++++ GIVEN RECORDS
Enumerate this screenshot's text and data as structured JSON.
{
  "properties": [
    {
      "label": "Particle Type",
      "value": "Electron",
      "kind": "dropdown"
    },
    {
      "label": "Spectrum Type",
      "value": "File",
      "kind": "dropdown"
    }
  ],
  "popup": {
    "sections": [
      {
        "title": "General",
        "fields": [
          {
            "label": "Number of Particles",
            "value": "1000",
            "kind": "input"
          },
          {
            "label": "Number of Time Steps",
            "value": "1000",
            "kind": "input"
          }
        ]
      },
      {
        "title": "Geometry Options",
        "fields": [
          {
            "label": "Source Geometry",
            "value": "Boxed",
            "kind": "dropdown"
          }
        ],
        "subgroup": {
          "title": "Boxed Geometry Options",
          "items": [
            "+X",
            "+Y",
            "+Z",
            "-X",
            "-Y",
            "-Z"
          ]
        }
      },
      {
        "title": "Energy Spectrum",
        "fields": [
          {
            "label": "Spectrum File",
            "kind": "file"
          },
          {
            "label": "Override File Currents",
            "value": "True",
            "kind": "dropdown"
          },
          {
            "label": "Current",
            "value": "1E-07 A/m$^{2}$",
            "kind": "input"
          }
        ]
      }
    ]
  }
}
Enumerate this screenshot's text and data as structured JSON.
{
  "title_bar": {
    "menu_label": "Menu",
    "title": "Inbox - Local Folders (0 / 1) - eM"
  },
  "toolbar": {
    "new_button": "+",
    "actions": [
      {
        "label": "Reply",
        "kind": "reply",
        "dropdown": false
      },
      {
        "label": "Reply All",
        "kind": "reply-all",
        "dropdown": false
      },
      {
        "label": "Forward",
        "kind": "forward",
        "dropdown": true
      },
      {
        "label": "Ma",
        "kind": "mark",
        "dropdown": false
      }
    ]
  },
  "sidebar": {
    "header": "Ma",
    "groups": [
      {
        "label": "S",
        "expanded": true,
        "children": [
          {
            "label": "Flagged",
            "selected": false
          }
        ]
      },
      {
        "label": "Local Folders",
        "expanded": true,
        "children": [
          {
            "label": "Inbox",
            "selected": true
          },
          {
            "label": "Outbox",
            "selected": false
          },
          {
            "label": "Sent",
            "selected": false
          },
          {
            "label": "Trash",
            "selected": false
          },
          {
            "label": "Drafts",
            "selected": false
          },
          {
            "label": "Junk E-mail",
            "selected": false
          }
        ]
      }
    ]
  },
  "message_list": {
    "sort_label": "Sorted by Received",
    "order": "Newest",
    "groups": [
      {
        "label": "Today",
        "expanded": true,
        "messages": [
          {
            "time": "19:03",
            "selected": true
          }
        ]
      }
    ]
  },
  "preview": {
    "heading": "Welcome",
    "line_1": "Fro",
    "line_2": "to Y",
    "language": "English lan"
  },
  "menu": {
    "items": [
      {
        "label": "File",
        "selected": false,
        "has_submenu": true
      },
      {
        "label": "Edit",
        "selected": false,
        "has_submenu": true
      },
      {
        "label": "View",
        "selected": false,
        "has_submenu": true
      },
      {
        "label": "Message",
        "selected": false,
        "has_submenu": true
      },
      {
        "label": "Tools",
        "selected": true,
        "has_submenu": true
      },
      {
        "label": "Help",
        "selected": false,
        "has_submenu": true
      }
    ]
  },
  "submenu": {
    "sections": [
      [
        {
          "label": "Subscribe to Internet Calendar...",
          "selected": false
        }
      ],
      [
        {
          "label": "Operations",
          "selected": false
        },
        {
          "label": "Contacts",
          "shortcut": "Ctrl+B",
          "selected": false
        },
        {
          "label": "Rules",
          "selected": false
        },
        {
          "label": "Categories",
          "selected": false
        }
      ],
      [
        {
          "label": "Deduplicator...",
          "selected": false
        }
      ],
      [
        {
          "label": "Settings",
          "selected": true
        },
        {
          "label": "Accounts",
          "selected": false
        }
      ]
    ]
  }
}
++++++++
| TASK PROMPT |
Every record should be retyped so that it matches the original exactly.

| ANSWER TO THE EXERCISE |
Enumerate this screenshot's text and data as structured JSON.
{
  "properties": [
    {
      "label": "Particle Type",
      "value": "Electron",
      "kind": "dropdown"
    },
    {
      "label": "Spectrum Type",
      "value": "File",
      "kind": "dropdown"
    }
  ],
  "popup": {
    "sections": [
      {
        "title": "General",
        "fields": [
          {
            "label": "Number of Particles",
            "value": "1000",
            "kind": "input"
          },
          {
            "label": "Number of Time Steps",
            "value": "1000",
            "kind": "input"
          }
        ]
      },
      {
        "title": "Geometry Options",
        "fields": [
          {
            "label": "Source Geometry",
            "value": "Boxed",
            "kind": "dropdown"
          }
        ],
        "subgroup": {
          "title": "Boxed Geometry Options",
          "items": [
            "+X",
            "+Y",
            "+Z",
            "-X",
            "-Y",
            "-Z"
          ]
        }
      },
      {
        "title": "Energy Spectrum",
        "fields": [
          {
            "label": "Spectrum File",
            "kind": "file"
          },
          {
            "label": "Override File Currents",
            "value": "True",
            "kind": "dropdown"
          },
          {
            "label": "Current",
            "value": "1E-07 A/m$^{2}$",
            "kind": "input"
          }
        ]
      }
    ]
  }
}
Enumerate this screenshot's text and data as structured JSON.
{
  "title_bar": {
    "menu_label": "Menu",
    "title": "Inbox - Local Folders (0 / 1) - eM"
  },
  "toolbar": {
    "new_button": "+",
    "actions": [
      {
        "label": "Reply",
        "kind": "reply",
        "dropdown": false
      },
      {
        "label": "Reply All",
        "kind": "reply-all",
        "dropdown": false
      },
      {
        "label": "Forward",
        "kind": "forward",
        "dropdown": true
      },
      {
        "label": "Ma",
        "kind": "mark",
        "dropdown": false
      }
    ]
  },
  "sidebar": {
    "header": "Ma",
    "groups": [
      {
        "label": "S",
        "expanded": true,
        "children": [
          {
            "label": "Flagged",
            "selected": false
          }
        ]
      },
      {
        "label": "Local Folders",
        "expanded": true,
        "children": [
          {
            "label": "Inbox",
            "selected": true
          },
          {
            "label": "Outbox",
            "selected": false
          },
          {
            "label": "Sent",
            "selected": false
          },
          {
            "label": "Trash",
            "selected": false
          },
          {
            "label": "Drafts",
            "selected": false
          },
          {
            "label": "Junk E-mail",
            "selected": false
          }
        ]
      }
    ]
  },
  "message_list": {
    "sort_label": "Sorted by Received",
    "order": "Newest",
    "groups": [
      {
        "label": "Today",
        "expanded": true,
        "messages": [
          {
            "time": "19:03",
            "selected": true
          }
        ]
      }
    ]
  },
  "preview": {
    "heading": "Welcome",
    "line_1": "Fro",
    "line_2": "to Y",
    "language": "English lan"
  },
  "menu": {
    "items": [
      {
        "label": "File",
        "selected": false,
        "has_submenu": true
      },
      {
        "label": "Edit",
        "selected": false,
        "has_submenu": true
      },
      {
        "label": "View",
        "selected": false,
        "has_submenu": true
      },
      {
        "label": "Message",
        "selected": false,
        "has_submenu": true
      },
      {
        "label": "Tools",
        "selected": true,
        "has_submenu": true
      },
      {
        "label": "Help",
        "selected": false,
        "has_submenu": true
      }
    ]
  },
  "submenu": {
    "sections": [
      [
        {
          "label": "Subscribe to Internet Calendar...",
          "selected": false
        }
      ],
      [
        {
          "label": "Operations",
          "selected": false
        },
        {
          "label": "Contacts",
          "shortcut": "Ctrl+B",
          "selected": false
        },
        {
          "label": "Rules",
          "selected": false
        },
        {
          "label": "Categories",
          "selected": false
        }
      ],
      [
        {
          "label": "Deduplicator...",
          "selected": false
        }
      ],
      [
        {
          "label": "Settings",
          "selected": true
        },
        {
          "label": "Accounts",
          "selected": false
        }
      ]
    ]
  }
}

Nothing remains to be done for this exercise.